The president was sitting in an open-top limousine with the windows down. The route his parade would follow had been printed in local newspapers days prior. And footage of the motorcade moments before the shooting showed people running up to the cars and trying to shake hands with the high-profile passengers.

"Today that is absolutely impossible. That isn't going to happen," says Emmett.

Many of his initial instructors kept the lessons from that incident at the forefront of their training. Secret Service protocols now are founded on what failed that day.

IMPROVING THE SECRET SERVICE

The 1964 report from the Warren Commission takes aim squarely at improvements to the Secret Service, among its many findings in the wake of the Kennedy assassination.

"Consistent with their high responsibilities, presidents can never be protected from every potential threat," the report states in its initial summary and conclusions. Its subsequent recommendations provide the roadmap that has wholly altered the size and scope of the Secret Service mission.

It begins with increasing the size of its agent corps and facilities, immediately followed by the need for infrastructure to anticipate danger beyond direct and immediate threats to the president.

"In effect, the Secret Service largely relied upon other Federal or State agencies to supply the information necessary for it to fulfill its preventive responsibilities," the report states. That needed to change.

The findings include improvements to security around the presidential motorcade and always having the president's physician present. It also advocates granting more authority to the organization to take on and oversee all aspects of keeping the president safe as he travels through various state and federal law enforcement jurisdictions.

"The Secret Service learns and studies all incidents and potential incidents to improve how we do protection," says Brian Leary, a Secret Service spokesman, outlining one of the key attitude shifts that has defined the organization over the last 50 years. "The way the Secret Service does protection is based on 'protective advances.'"

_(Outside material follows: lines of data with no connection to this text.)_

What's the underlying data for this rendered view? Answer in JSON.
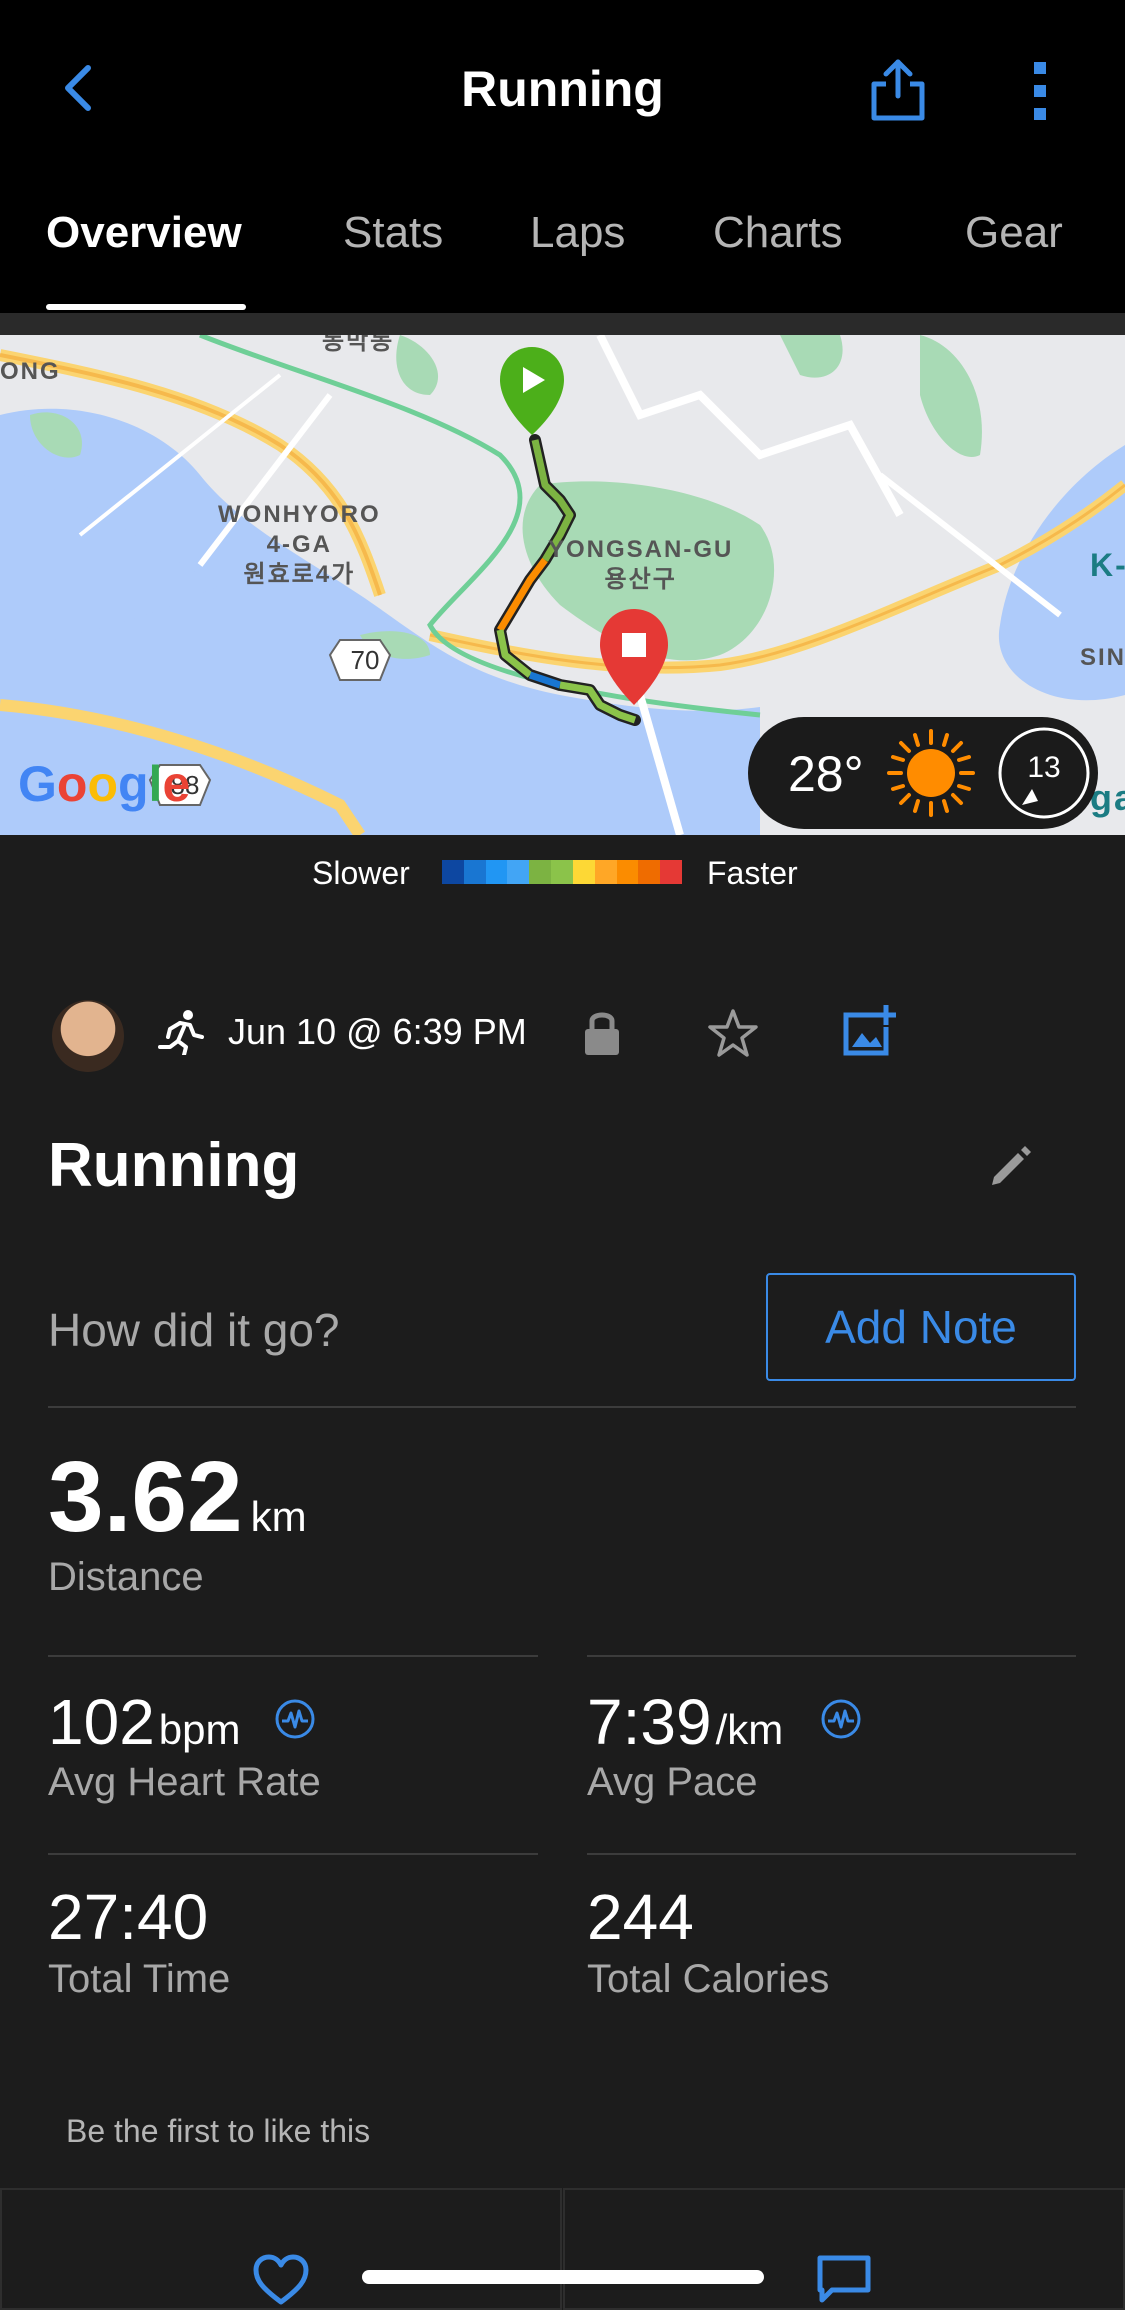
{
  "header": {
    "title": "Running",
    "back_icon": "chevron-left-icon",
    "share_icon": "share-icon",
    "more_icon": "more-vertical-icon"
  },
  "tabs": [
    {
      "label": "Overview",
      "active": true
    },
    {
      "label": "Stats",
      "active": false
    },
    {
      "label": "Laps",
      "active": false
    },
    {
      "label": "Charts",
      "active": false
    },
    {
      "label": "Gear",
      "active": false
    }
  ],
  "map": {
    "labels": {
      "wonhyoro": "WONHYORO\n4-GA\n원효로4가",
      "yongsan": "YONGSAN-GU\n용산구",
      "ong": "ONG",
      "dong": "동막동",
      "k": "K-",
      "sin": "SIN",
      "gar": "gar"
    },
    "shields": {
      "r70": "70",
      "r88": "88"
    },
    "provider": "Google"
  },
  "weather": {
    "temperature": "28°",
    "condition_icon": "sun-icon",
    "wind": "13"
  },
  "legend": {
    "slower": "Slower",
    "faster": "Faster",
    "colors": [
      "#0d47a1",
      "#1976d2",
      "#2196f3",
      "#42a5f5",
      "#7cb342",
      "#8bc34a",
      "#fdd835",
      "#ffa726",
      "#fb8c00",
      "#ef6c00",
      "#e53935"
    ]
  },
  "activity": {
    "date": "Jun 10 @ 6:39 PM",
    "name": "Running",
    "note_prompt": "How did it go?",
    "add_note_label": "Add Note"
  },
  "stats": {
    "distance": {
      "value": "3.62",
      "unit": "km",
      "label": "Distance"
    },
    "heart_rate": {
      "value": "102",
      "unit": "bpm",
      "label": "Avg Heart Rate"
    },
    "pace": {
      "value": "7:39",
      "unit": "/km",
      "label": "Avg Pace"
    },
    "time": {
      "value": "27:40",
      "label": "Total Time"
    },
    "calories": {
      "value": "244",
      "label": "Total Calories"
    }
  },
  "social": {
    "likes_text": "Be the first to like this"
  },
  "colors": {
    "accent": "#3a8ae6",
    "background": "#1c1c1c"
  }
}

"When the president goes anywhere, it doesn't matter where it is, an advance is done," says Emmett, who retired after 21 years with the Secret Service, including stints on the protective details for Presidents George H.W. Bush, Bill Clinton and George W. Bush.

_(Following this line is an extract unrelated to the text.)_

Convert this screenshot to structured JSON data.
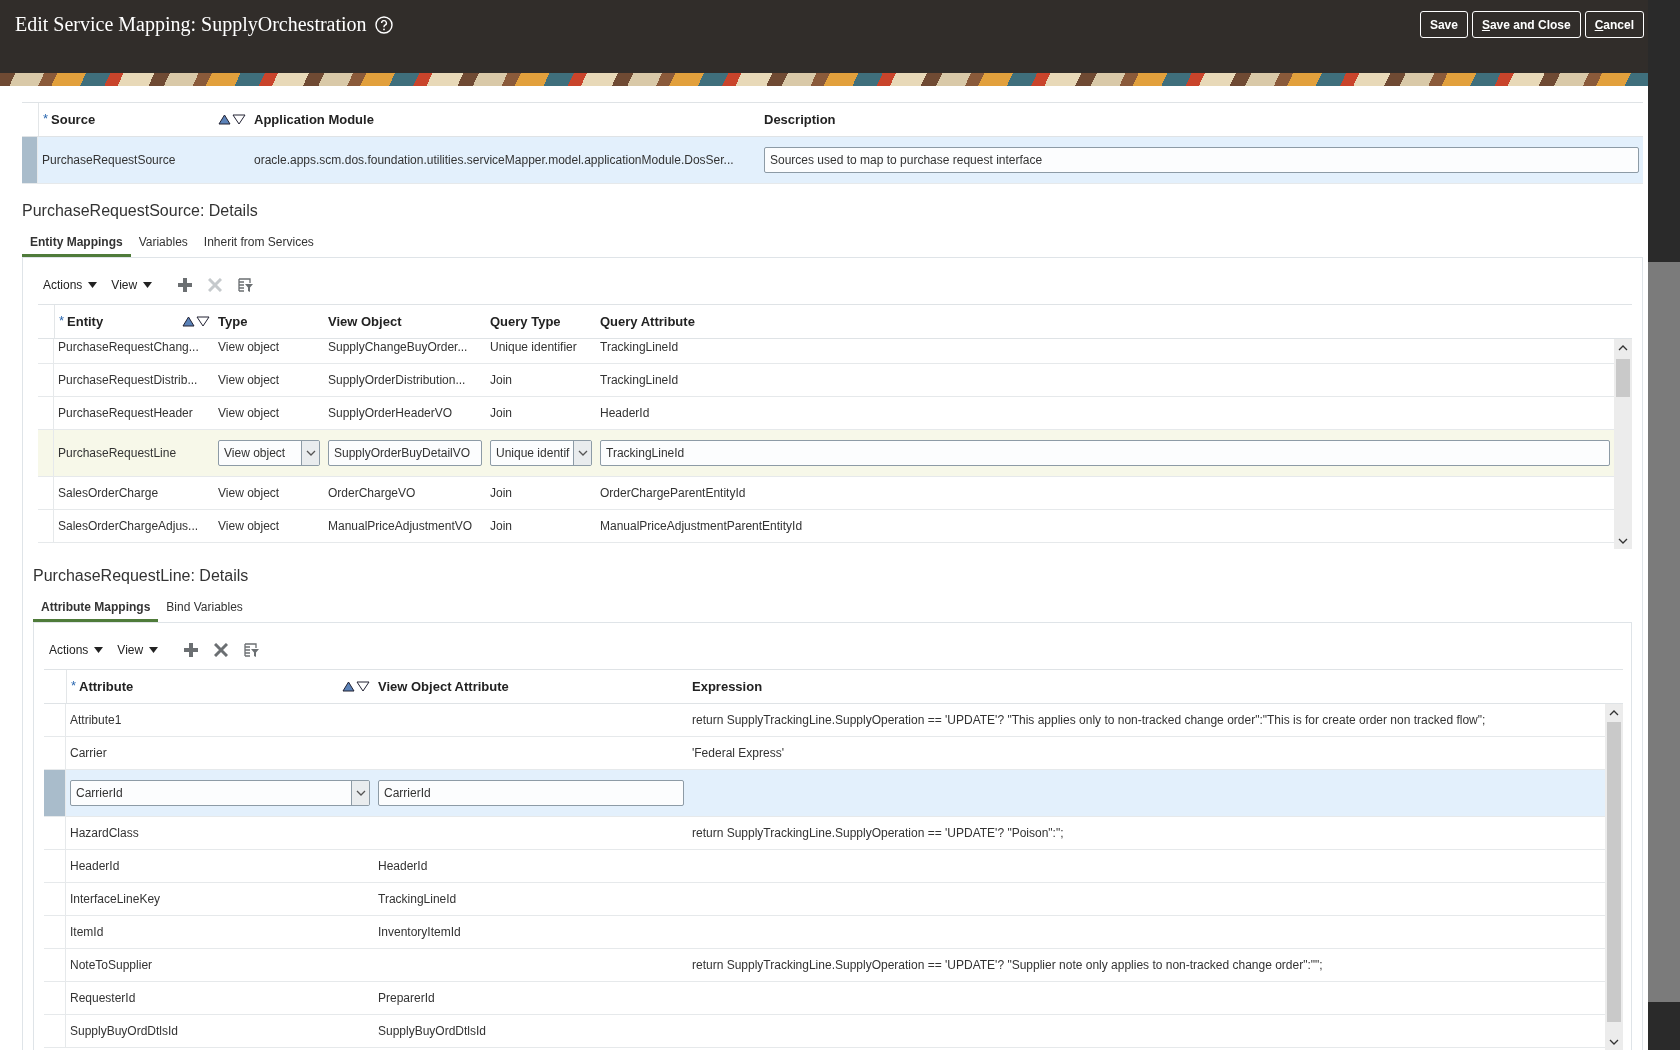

The president can't take a walk from the White House across 15th Street to the National Press Club, for example, without a series of agents heading there first. They perform seemingly simple duties, such as scouting the location of bathrooms and holding rooms to ensure the president's movements do not get hampered by an unexpected blockage. These teams cover every inch of the president's planned itinerary all the way up to establishing counter-sniper and counter-assault posts.

Even seemingly impromptu movements, such as the president exiting his armored limousine during an inauguration parade to walk down Pennsylvania Avenue, are closely coordinated with his bodyguards who go to great lengths to eliminate surprises.

This also requires close coordination with the president's staff. The Warren Commission and subsequent security experts cite Kennedy's insistence on appearing close with this electorate. He demanded the removal of his limousine's drop-top that day in Dallas, and a parade route that gave him greater public access.

Much of the Secret Service's approach now lies in the close relationships its agents form with the president's inner circle, ensuring cooperation regarding his safety while allowing him to perform the responsibilities of the public office.

However, the president is not paid to stay inside the protective enclave of northwest Washington, D.C. As the Warren Commission notes in its initial section on the Secret Service, "The Commission recognizes that the varied responsibilities of the President require that he make frequent trips to all parts of the United States and abroad."


Corrected on : Corrected, 11/19/13: An earlier version of this article misidentified Jeffrey Engel, a professor at Southern Methodist University.